[Website and app data records]
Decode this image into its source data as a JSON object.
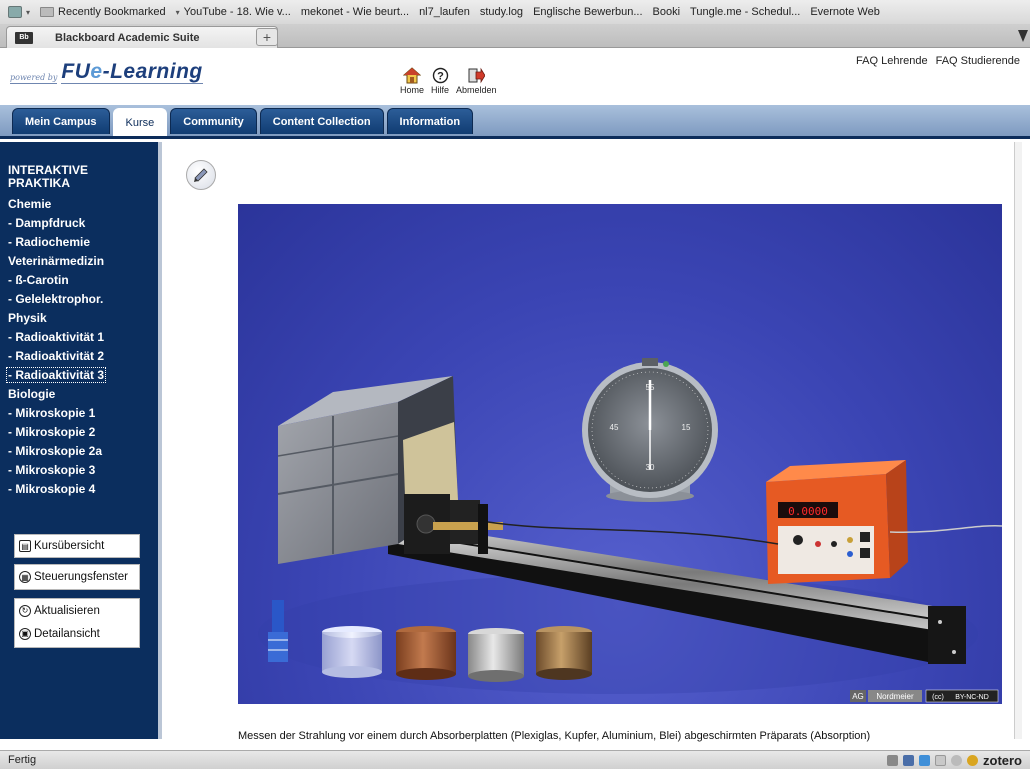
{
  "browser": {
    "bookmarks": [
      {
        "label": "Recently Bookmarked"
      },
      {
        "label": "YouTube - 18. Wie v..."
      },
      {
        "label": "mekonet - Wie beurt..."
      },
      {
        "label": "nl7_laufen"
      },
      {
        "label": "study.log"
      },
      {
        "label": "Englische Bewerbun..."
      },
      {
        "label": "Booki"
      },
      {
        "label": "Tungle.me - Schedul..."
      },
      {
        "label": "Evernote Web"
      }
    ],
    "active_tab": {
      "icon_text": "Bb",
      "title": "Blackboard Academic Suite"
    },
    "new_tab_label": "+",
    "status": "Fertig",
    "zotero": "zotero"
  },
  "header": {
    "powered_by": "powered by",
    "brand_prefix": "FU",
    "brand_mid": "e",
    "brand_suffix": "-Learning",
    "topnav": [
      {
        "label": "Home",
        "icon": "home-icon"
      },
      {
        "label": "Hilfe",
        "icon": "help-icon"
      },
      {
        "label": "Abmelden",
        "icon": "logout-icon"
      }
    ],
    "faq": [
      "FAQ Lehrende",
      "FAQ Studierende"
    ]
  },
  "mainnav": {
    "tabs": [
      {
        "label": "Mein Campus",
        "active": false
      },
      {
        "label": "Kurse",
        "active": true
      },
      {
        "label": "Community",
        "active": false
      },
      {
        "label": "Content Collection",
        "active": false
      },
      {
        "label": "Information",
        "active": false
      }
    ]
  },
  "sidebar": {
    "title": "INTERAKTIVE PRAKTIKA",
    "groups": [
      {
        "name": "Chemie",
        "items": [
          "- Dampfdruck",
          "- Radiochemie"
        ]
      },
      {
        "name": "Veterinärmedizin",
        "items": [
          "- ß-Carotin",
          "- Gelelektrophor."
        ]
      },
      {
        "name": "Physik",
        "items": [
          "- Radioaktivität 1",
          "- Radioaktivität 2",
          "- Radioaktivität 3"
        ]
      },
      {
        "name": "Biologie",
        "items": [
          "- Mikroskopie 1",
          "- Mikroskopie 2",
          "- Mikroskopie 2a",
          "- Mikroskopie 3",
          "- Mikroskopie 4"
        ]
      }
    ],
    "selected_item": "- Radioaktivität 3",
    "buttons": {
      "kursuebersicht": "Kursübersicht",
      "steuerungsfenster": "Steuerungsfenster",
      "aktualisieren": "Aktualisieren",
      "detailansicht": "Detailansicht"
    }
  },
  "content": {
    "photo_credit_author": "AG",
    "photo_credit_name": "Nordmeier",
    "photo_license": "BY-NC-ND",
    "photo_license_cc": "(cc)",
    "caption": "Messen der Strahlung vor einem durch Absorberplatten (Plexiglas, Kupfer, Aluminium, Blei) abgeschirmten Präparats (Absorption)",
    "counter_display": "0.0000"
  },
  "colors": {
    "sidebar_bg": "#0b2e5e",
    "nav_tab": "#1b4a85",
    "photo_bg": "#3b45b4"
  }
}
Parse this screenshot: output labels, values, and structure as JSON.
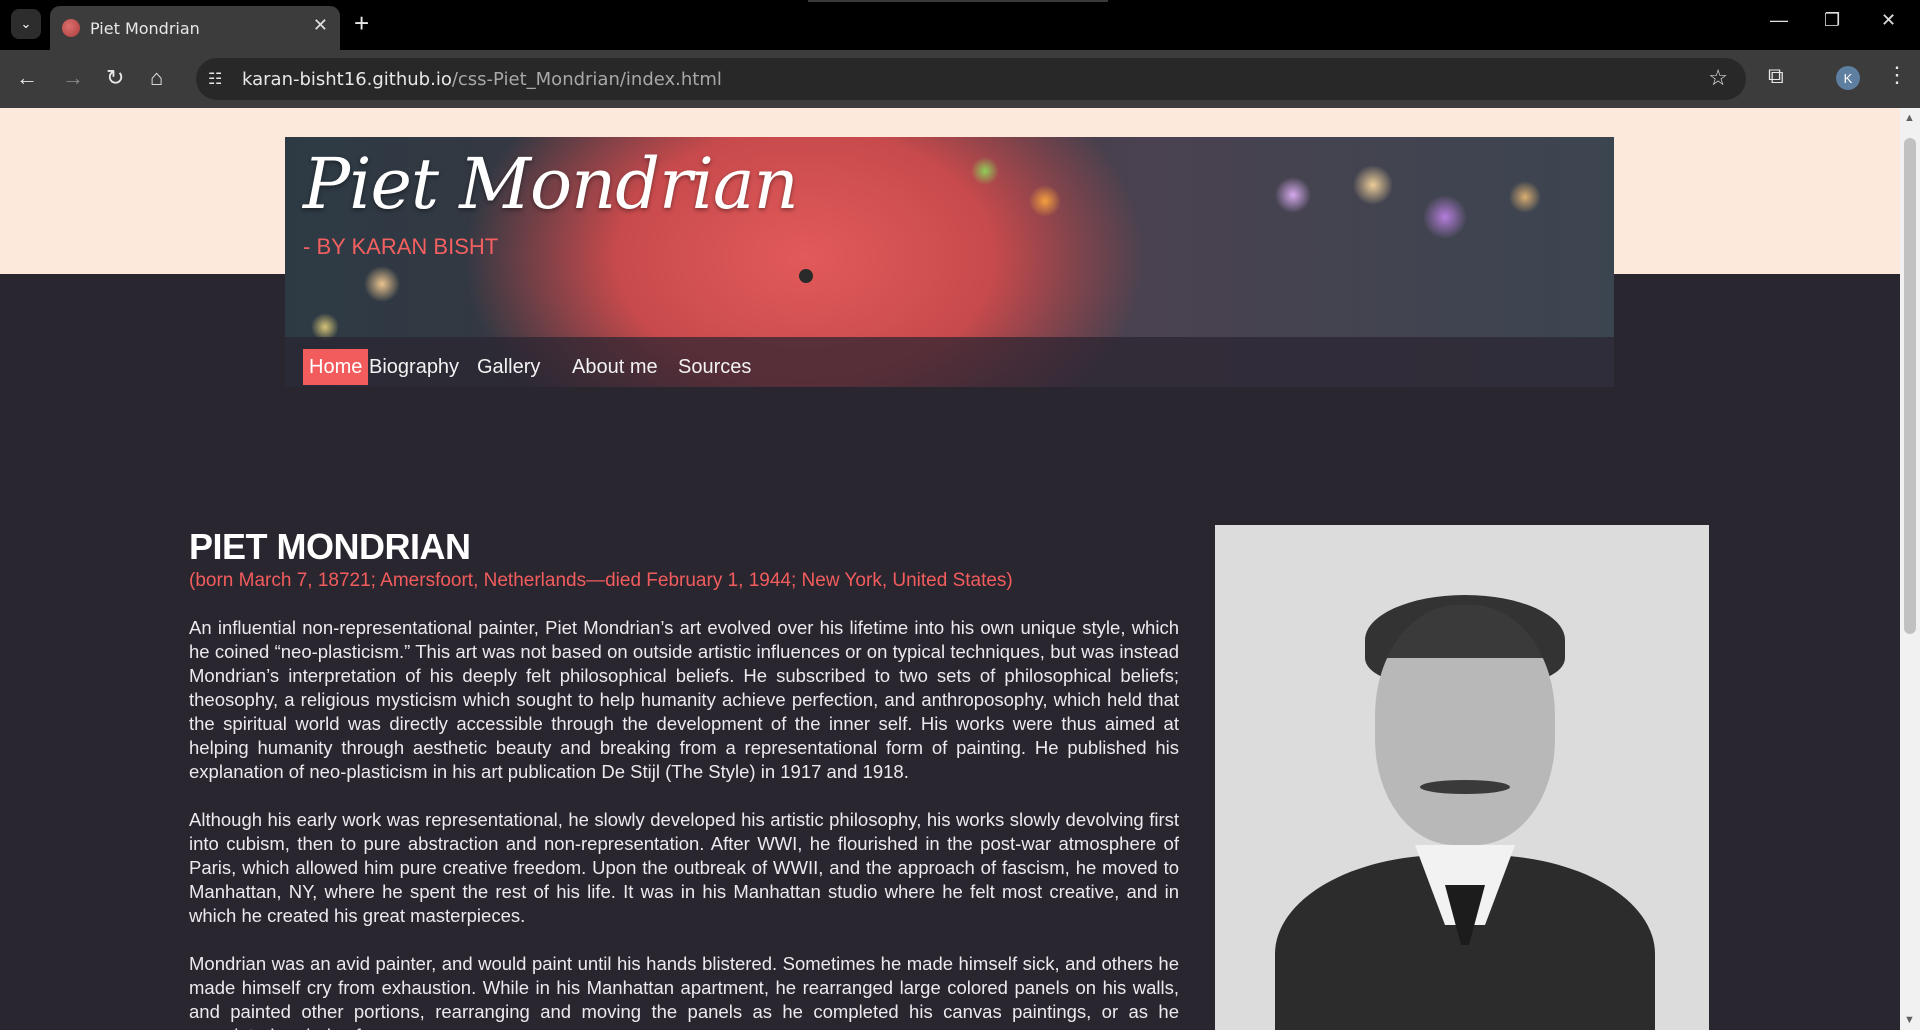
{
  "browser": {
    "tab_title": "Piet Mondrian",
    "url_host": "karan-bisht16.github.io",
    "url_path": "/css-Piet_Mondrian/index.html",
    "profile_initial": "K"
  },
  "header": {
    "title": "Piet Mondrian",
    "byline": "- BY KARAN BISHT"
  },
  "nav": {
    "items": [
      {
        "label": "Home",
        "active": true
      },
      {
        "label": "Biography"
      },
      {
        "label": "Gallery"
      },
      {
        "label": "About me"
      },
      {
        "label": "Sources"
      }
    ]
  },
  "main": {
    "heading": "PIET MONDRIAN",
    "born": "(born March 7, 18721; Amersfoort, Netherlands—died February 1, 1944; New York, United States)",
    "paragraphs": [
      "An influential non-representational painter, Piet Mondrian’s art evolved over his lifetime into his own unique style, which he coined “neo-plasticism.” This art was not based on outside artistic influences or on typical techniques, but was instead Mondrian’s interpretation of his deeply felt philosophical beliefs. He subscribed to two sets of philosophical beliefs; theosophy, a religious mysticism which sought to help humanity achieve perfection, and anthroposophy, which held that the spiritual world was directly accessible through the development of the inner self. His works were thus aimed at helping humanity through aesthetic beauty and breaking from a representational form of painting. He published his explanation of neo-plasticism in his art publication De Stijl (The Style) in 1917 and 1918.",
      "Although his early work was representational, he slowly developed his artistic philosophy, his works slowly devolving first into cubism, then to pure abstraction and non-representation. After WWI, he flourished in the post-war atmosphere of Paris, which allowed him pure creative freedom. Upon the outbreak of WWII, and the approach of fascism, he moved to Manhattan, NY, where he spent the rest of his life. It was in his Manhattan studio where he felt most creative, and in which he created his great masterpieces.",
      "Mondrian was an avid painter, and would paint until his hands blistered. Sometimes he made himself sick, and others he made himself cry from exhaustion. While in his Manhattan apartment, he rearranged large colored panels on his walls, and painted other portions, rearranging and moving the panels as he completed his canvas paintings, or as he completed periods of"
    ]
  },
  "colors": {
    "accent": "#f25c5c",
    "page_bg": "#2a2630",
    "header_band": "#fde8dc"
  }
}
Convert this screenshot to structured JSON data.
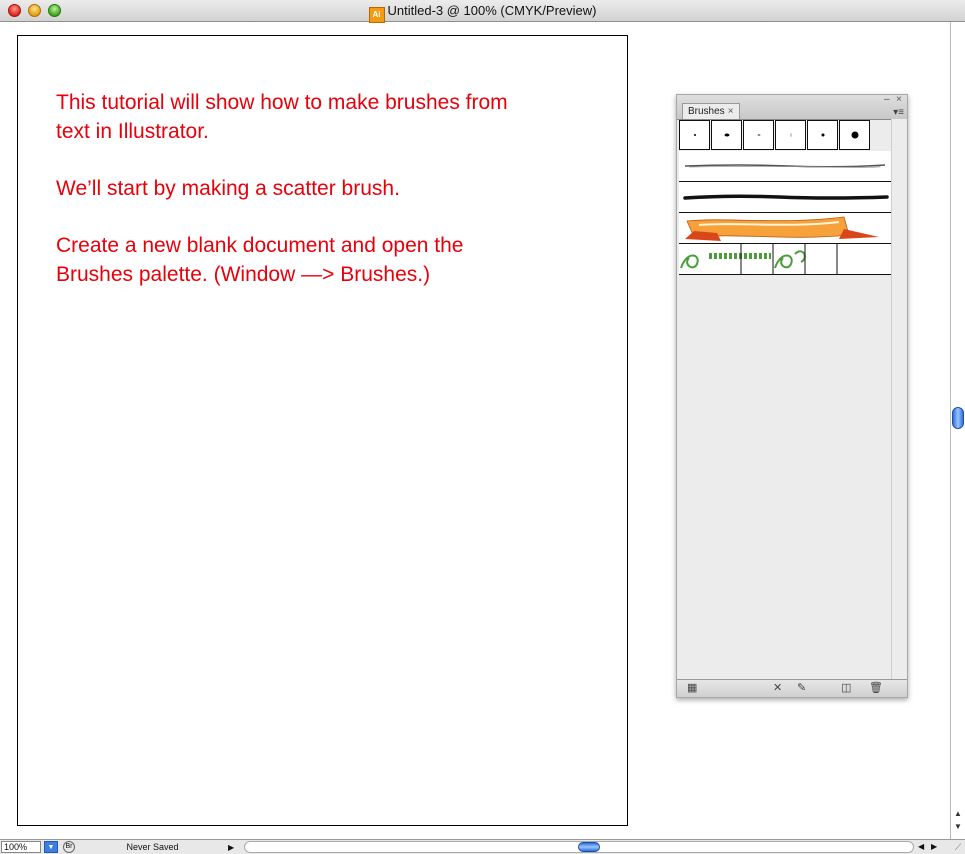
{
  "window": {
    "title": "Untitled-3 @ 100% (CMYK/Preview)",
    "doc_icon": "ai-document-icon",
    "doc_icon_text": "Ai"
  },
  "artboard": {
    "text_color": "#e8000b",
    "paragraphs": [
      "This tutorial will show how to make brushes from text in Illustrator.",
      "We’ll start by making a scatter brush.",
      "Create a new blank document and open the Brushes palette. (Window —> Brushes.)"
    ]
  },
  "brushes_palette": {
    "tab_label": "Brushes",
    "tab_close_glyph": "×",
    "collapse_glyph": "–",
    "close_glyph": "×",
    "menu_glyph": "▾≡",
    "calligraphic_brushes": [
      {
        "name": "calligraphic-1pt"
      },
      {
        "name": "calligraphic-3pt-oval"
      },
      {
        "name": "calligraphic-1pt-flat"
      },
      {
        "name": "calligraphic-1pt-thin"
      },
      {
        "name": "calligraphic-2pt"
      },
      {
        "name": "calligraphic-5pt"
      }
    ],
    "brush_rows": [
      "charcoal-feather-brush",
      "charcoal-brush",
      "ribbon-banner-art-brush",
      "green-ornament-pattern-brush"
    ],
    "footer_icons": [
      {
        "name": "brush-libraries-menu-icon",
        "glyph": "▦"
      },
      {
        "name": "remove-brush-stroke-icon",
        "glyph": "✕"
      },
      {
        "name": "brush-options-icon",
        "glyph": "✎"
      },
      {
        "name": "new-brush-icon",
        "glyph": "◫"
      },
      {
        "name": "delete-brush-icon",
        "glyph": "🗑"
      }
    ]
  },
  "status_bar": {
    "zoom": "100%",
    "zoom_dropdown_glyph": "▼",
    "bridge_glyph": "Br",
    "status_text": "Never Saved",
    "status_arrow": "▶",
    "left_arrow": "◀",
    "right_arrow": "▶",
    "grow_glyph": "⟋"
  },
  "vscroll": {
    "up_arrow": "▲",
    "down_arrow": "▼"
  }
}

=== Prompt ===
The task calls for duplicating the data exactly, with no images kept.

=== Reply to the task ===
Decode this image into its source data as a JSON object.
{
  "browser": {
    "bookmarks": [
      {
        "label": "Recently Bookmarked"
      },
      {
        "label": "YouTube - 18. Wie v..."
      },
      {
        "label": "mekonet - Wie beurt..."
      },
      {
        "label": "nl7_laufen"
      },
      {
        "label": "study.log"
      },
      {
        "label": "Englische Bewerbun..."
      },
      {
        "label": "Booki"
      },
      {
        "label": "Tungle.me - Schedul..."
      },
      {
        "label": "Evernote Web"
      }
    ],
    "active_tab": {
      "icon_text": "Bb",
      "title": "Blackboard Academic Suite"
    },
    "new_tab_label": "+",
    "status": "Fertig",
    "zotero": "zotero"
  },
  "header": {
    "powered_by": "powered by",
    "brand_prefix": "FU",
    "brand_mid": "e",
    "brand_suffix": "-Learning",
    "topnav": [
      {
        "label": "Home",
        "icon": "home-icon"
      },
      {
        "label": "Hilfe",
        "icon": "help-icon"
      },
      {
        "label": "Abmelden",
        "icon": "logout-icon"
      }
    ],
    "faq": [
      "FAQ Lehrende",
      "FAQ Studierende"
    ]
  },
  "mainnav": {
    "tabs": [
      {
        "label": "Mein Campus",
        "active": false
      },
      {
        "label": "Kurse",
        "active": true
      },
      {
        "label": "Community",
        "active": false
      },
      {
        "label": "Content Collection",
        "active": false
      },
      {
        "label": "Information",
        "active": false
      }
    ]
  },
  "sidebar": {
    "title": "INTERAKTIVE PRAKTIKA",
    "groups": [
      {
        "name": "Chemie",
        "items": [
          "- Dampfdruck",
          "- Radiochemie"
        ]
      },
      {
        "name": "Veterinärmedizin",
        "items": [
          "- ß-Carotin",
          "- Gelelektrophor."
        ]
      },
      {
        "name": "Physik",
        "items": [
          "- Radioaktivität 1",
          "- Radioaktivität 2",
          "- Radioaktivität 3"
        ]
      },
      {
        "name": "Biologie",
        "items": [
          "- Mikroskopie 1",
          "- Mikroskopie 2",
          "- Mikroskopie 2a",
          "- Mikroskopie 3",
          "- Mikroskopie 4"
        ]
      }
    ],
    "selected_item": "- Radioaktivität 3",
    "buttons": {
      "kursuebersicht": "Kursübersicht",
      "steuerungsfenster": "Steuerungsfenster",
      "aktualisieren": "Aktualisieren",
      "detailansicht": "Detailansicht"
    }
  },
  "content": {
    "photo_credit_author": "AG",
    "photo_credit_name": "Nordmeier",
    "photo_license": "BY-NC-ND",
    "photo_license_cc": "(cc)",
    "caption": "Messen der Strahlung vor einem durch Absorberplatten (Plexiglas, Kupfer, Aluminium, Blei) abgeschirmten Präparats (Absorption)",
    "counter_display": "0.0000"
  },
  "colors": {
    "sidebar_bg": "#0b2e5e",
    "nav_tab": "#1b4a85",
    "photo_bg": "#3b45b4"
  }
}
Parse this screenshot: output labels, values, and structure as JSON.
{
  "browser": {
    "tab_title": "Piet Mondrian",
    "url_host": "karan-bisht16.github.io",
    "url_path": "/css-Piet_Mondrian/index.html",
    "profile_initial": "K"
  },
  "header": {
    "title": "Piet Mondrian",
    "byline": "- BY KARAN BISHT"
  },
  "nav": {
    "items": [
      {
        "label": "Home",
        "active": true
      },
      {
        "label": "Biography"
      },
      {
        "label": "Gallery"
      },
      {
        "label": "About me"
      },
      {
        "label": "Sources"
      }
    ]
  },
  "main": {
    "heading": "PIET MONDRIAN",
    "born": "(born March 7, 18721; Amersfoort, Netherlands—died February 1, 1944; New York, United States)",
    "paragraphs": [
      "An influential non-representational painter, Piet Mondrian’s art evolved over his lifetime into his own unique style, which he coined “neo-plasticism.” This art was not based on outside artistic influences or on typical techniques, but was instead Mondrian’s interpretation of his deeply felt philosophical beliefs. He subscribed to two sets of philosophical beliefs; theosophy, a religious mysticism which sought to help humanity achieve perfection, and anthroposophy, which held that the spiritual world was directly accessible through the development of the inner self. His works were thus aimed at helping humanity through aesthetic beauty and breaking from a representational form of painting. He published his explanation of neo-plasticism in his art publication De Stijl (The Style) in 1917 and 1918.",
      "Although his early work was representational, he slowly developed his artistic philosophy, his works slowly devolving first into cubism, then to pure abstraction and non-representation. After WWI, he flourished in the post-war atmosphere of Paris, which allowed him pure creative freedom. Upon the outbreak of WWII, and the approach of fascism, he moved to Manhattan, NY, where he spent the rest of his life. It was in his Manhattan studio where he felt most creative, and in which he created his great masterpieces.",
      "Mondrian was an avid painter, and would paint until his hands blistered. Sometimes he made himself sick, and others he made himself cry from exhaustion. While in his Manhattan apartment, he rearranged large colored panels on his walls, and painted other portions, rearranging and moving the panels as he completed his canvas paintings, or as he completed periods of"
    ]
  },
  "colors": {
    "accent": "#f25c5c",
    "page_bg": "#2a2630",
    "header_band": "#fde8dc"
  }
}
Convert this screenshot to structured JSON data.
{
  "window": {
    "title": "Untitled-3 @ 100% (CMYK/Preview)",
    "doc_icon": "ai-document-icon",
    "doc_icon_text": "Ai"
  },
  "artboard": {
    "text_color": "#e8000b",
    "paragraphs": [
      "This tutorial will show how to make brushes from text in Illustrator.",
      "We’ll start by making a scatter brush.",
      "Create a new blank document and open the Brushes palette. (Window —> Brushes.)"
    ]
  },
  "brushes_palette": {
    "tab_label": "Brushes",
    "tab_close_glyph": "×",
    "collapse_glyph": "–",
    "close_glyph": "×",
    "menu_glyph": "▾≡",
    "calligraphic_brushes": [
      {
        "name": "calligraphic-1pt"
      },
      {
        "name": "calligraphic-3pt-oval"
      },
      {
        "name": "calligraphic-1pt-flat"
      },
      {
        "name": "calligraphic-1pt-thin"
      },
      {
        "name": "calligraphic-2pt"
      },
      {
        "name": "calligraphic-5pt"
      }
    ],
    "brush_rows": [
      "charcoal-feather-brush",
      "charcoal-brush",
      "ribbon-banner-art-brush",
      "green-ornament-pattern-brush"
    ],
    "footer_icons": [
      {
        "name": "brush-libraries-menu-icon",
        "glyph": "▦"
      },
      {
        "name": "remove-brush-stroke-icon",
        "glyph": "✕"
      },
      {
        "name": "brush-options-icon",
        "glyph": "✎"
      },
      {
        "name": "new-brush-icon",
        "glyph": "◫"
      },
      {
        "name": "delete-brush-icon",
        "glyph": "🗑"
      }
    ]
  },
  "status_bar": {
    "zoom": "100%",
    "zoom_dropdown_glyph": "▼",
    "bridge_glyph": "Br",
    "status_text": "Never Saved",
    "status_arrow": "▶",
    "left_arrow": "◀",
    "right_arrow": "▶",
    "grow_glyph": "⟋"
  },
  "vscroll": {
    "up_arrow": "▲",
    "down_arrow": "▼"
  }
}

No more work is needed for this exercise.